- [Assignment]: The answer must be an exact copy of the entries below, with no images in it.

==== Record set ====

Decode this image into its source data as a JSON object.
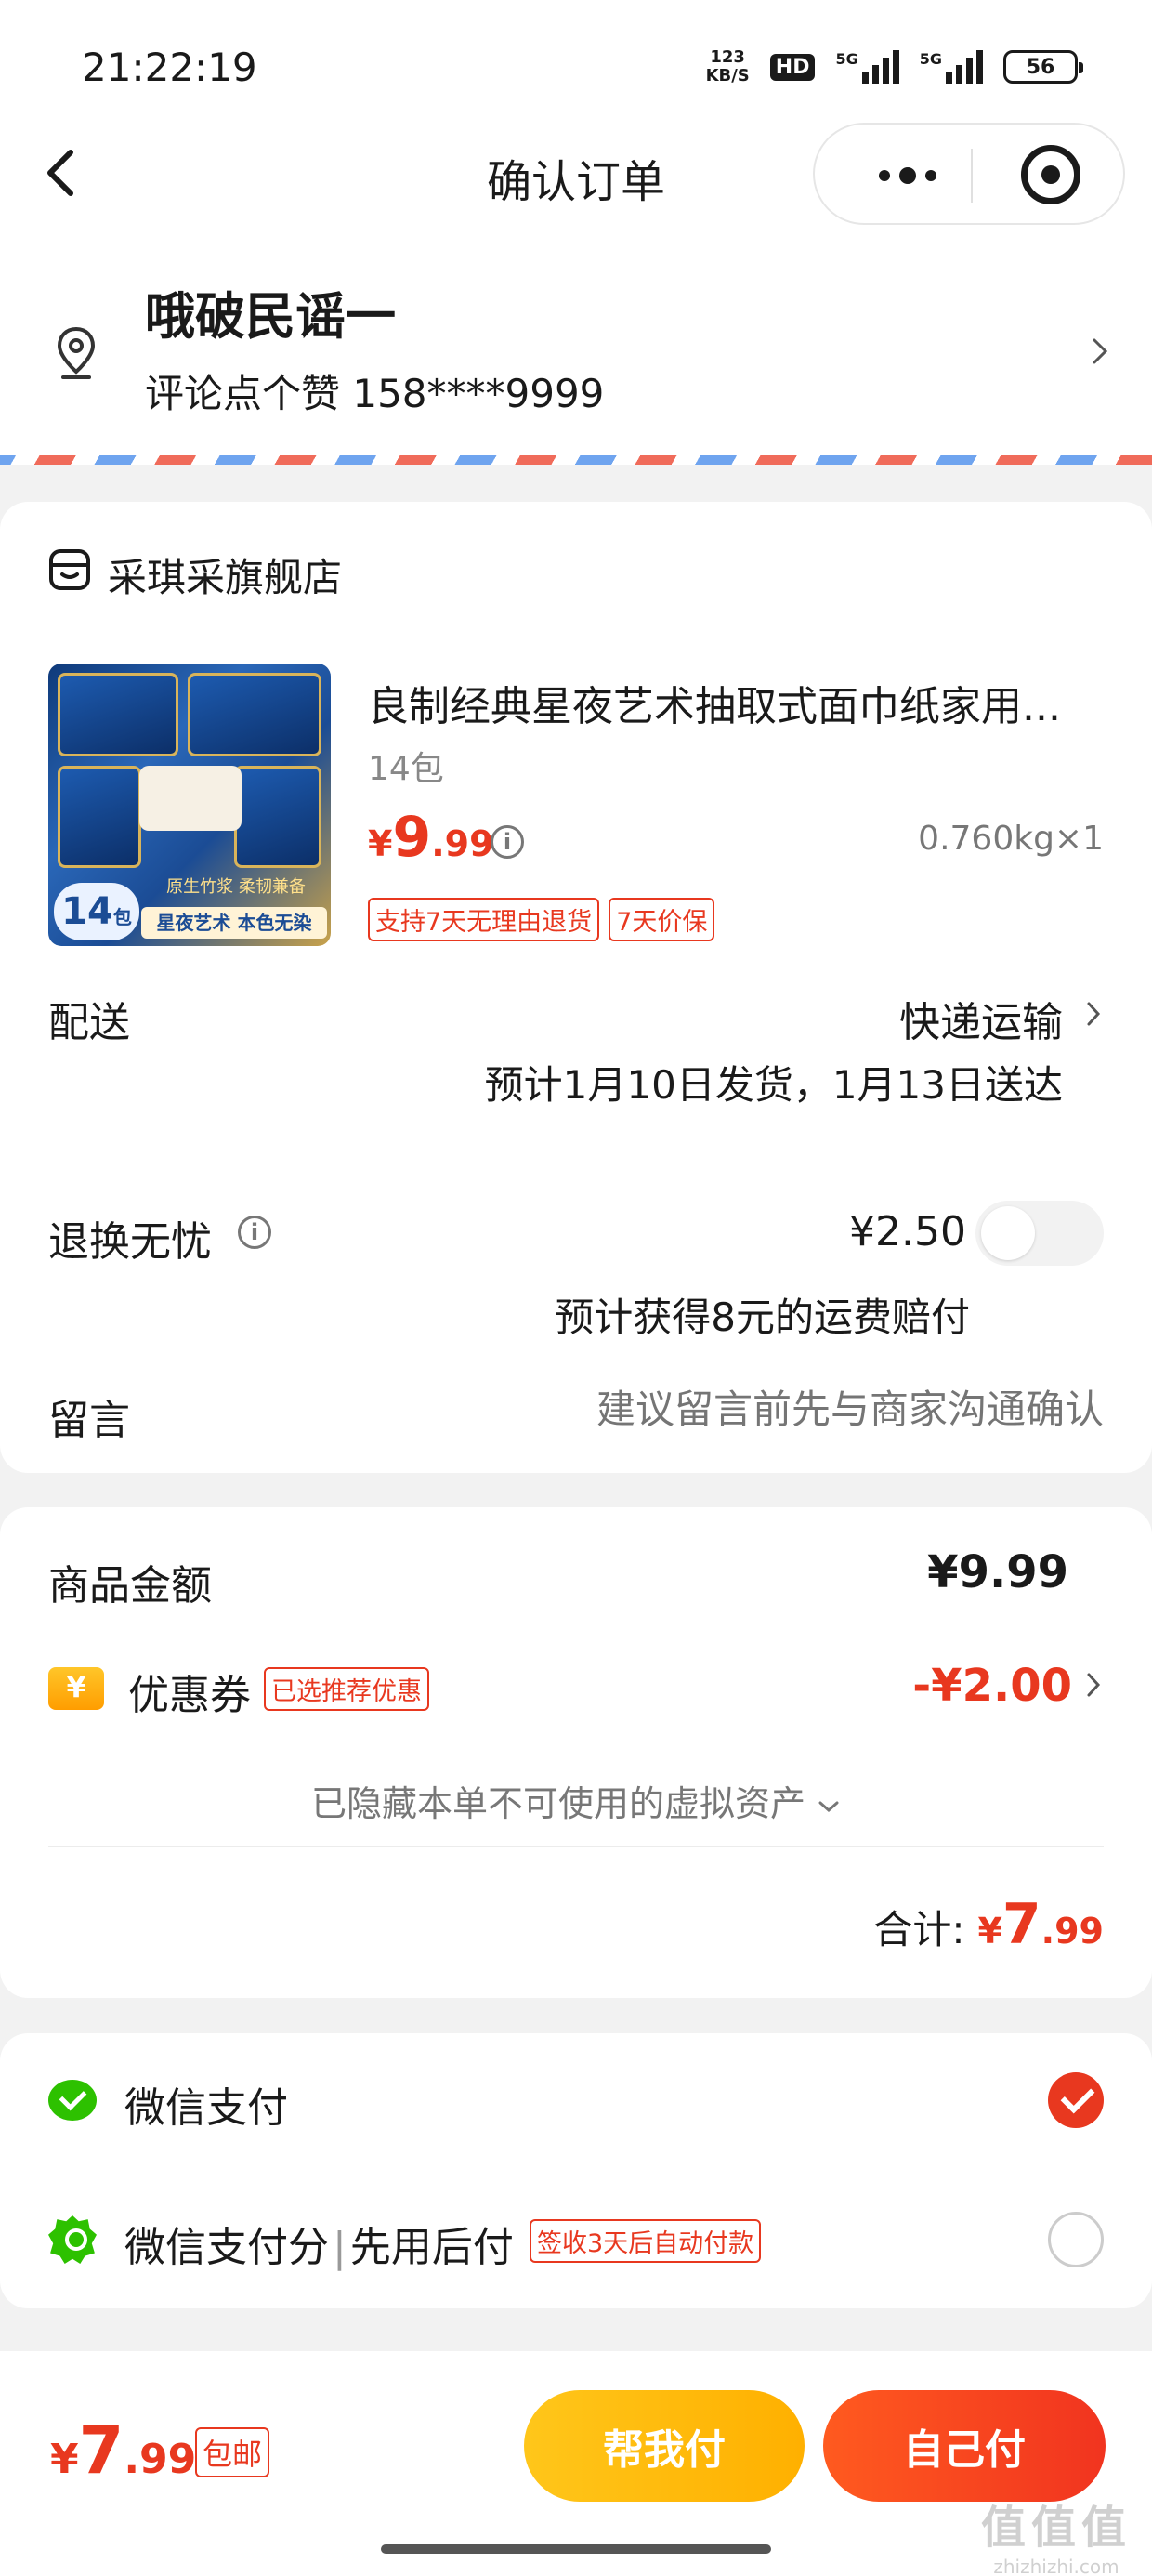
{
  "status_bar": {
    "time": "21:22:19",
    "speed_value": "123",
    "speed_unit": "KB/S",
    "hd": "HD",
    "net1": "5G",
    "net2": "5G",
    "battery": "56"
  },
  "nav": {
    "title": "确认订单",
    "back_icon": "chevron-left-icon",
    "more_icon": "more-dots-icon",
    "close_icon": "target-close-icon"
  },
  "address": {
    "name": "哦破民谣一",
    "contact": "评论点个赞 158****9999",
    "icon": "location-pin-icon"
  },
  "shop": {
    "name": "采琪采旗舰店",
    "icon": "shop-icon"
  },
  "product": {
    "title": "良制经典星夜艺术抽取式面巾纸家用...",
    "spec": "14包",
    "price_symbol": "¥",
    "price_int": "9",
    "price_dec": ".99",
    "weight_qty": "0.760kg×1",
    "tags": [
      "支持7天无理由退货",
      "7天价保"
    ],
    "image": {
      "count": "14",
      "count_unit": "包",
      "band_top": "原生竹浆 柔韧兼备",
      "band_bottom": "星夜艺术 本色无染"
    }
  },
  "delivery": {
    "label": "配送",
    "method": "快递运输",
    "eta": "预计1月10日发货，1月13日送达"
  },
  "return_service": {
    "label": "退换无忧",
    "price": "¥2.50",
    "note": "预计获得8元的运费赔付",
    "enabled": false
  },
  "message": {
    "label": "留言",
    "placeholder": "建议留言前先与商家沟通确认"
  },
  "amounts": {
    "goods_label": "商品金额",
    "goods_value": "¥9.99",
    "coupon_icon_text": "¥",
    "coupon_label": "优惠券",
    "coupon_tag": "已选推荐优惠",
    "coupon_value": "-¥2.00",
    "hidden_assets": "已隐藏本单不可使用的虚拟资产",
    "total_label": "合计:",
    "total_symbol": "¥",
    "total_int": "7",
    "total_dec": ".99"
  },
  "payment": {
    "wechat_pay": "微信支付",
    "wechat_score": "微信支付分",
    "score_sep": "|",
    "score_mode": "先用后付",
    "score_tag": "签收3天后自动付款",
    "selected": "wechat_pay"
  },
  "bottom": {
    "price_symbol": "¥",
    "price_int": "7",
    "price_dec": ".99",
    "free_shipping": "包邮",
    "help_pay": "帮我付",
    "self_pay": "自己付"
  },
  "watermark": {
    "big": "值值值",
    "small": "zhizhizhi.com"
  },
  "colors": {
    "accent_red": "#e8381f",
    "help_yellow": "#ffb000",
    "wechat_green": "#2dc100"
  }
}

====

- [The answer]:
Decode this image into its source data as a JSON object.
{
  "status_bar": {
    "time": "21:22:19",
    "speed_value": "123",
    "speed_unit": "KB/S",
    "hd": "HD",
    "net1": "5G",
    "net2": "5G",
    "battery": "56"
  },
  "nav": {
    "title": "确认订单",
    "back_icon": "chevron-left-icon",
    "more_icon": "more-dots-icon",
    "close_icon": "target-close-icon"
  },
  "address": {
    "name": "哦破民谣一",
    "contact": "评论点个赞 158****9999",
    "icon": "location-pin-icon"
  },
  "shop": {
    "name": "采琪采旗舰店",
    "icon": "shop-icon"
  },
  "product": {
    "title": "良制经典星夜艺术抽取式面巾纸家用...",
    "spec": "14包",
    "price_symbol": "¥",
    "price_int": "9",
    "price_dec": ".99",
    "weight_qty": "0.760kg×1",
    "tags": [
      "支持7天无理由退货",
      "7天价保"
    ],
    "image": {
      "count": "14",
      "count_unit": "包",
      "band_top": "原生竹浆 柔韧兼备",
      "band_bottom": "星夜艺术 本色无染"
    }
  },
  "delivery": {
    "label": "配送",
    "method": "快递运输",
    "eta": "预计1月10日发货，1月13日送达"
  },
  "return_service": {
    "label": "退换无忧",
    "price": "¥2.50",
    "note": "预计获得8元的运费赔付",
    "enabled": false
  },
  "message": {
    "label": "留言",
    "placeholder": "建议留言前先与商家沟通确认"
  },
  "amounts": {
    "goods_label": "商品金额",
    "goods_value": "¥9.99",
    "coupon_icon_text": "¥",
    "coupon_label": "优惠券",
    "coupon_tag": "已选推荐优惠",
    "coupon_value": "-¥2.00",
    "hidden_assets": "已隐藏本单不可使用的虚拟资产",
    "total_label": "合计:",
    "total_symbol": "¥",
    "total_int": "7",
    "total_dec": ".99"
  },
  "payment": {
    "wechat_pay": "微信支付",
    "wechat_score": "微信支付分",
    "score_sep": "|",
    "score_mode": "先用后付",
    "score_tag": "签收3天后自动付款",
    "selected": "wechat_pay"
  },
  "bottom": {
    "price_symbol": "¥",
    "price_int": "7",
    "price_dec": ".99",
    "free_shipping": "包邮",
    "help_pay": "帮我付",
    "self_pay": "自己付"
  },
  "watermark": {
    "big": "值值值",
    "small": "zhizhizhi.com"
  },
  "colors": {
    "accent_red": "#e8381f",
    "help_yellow": "#ffb000",
    "wechat_green": "#2dc100"
  }
}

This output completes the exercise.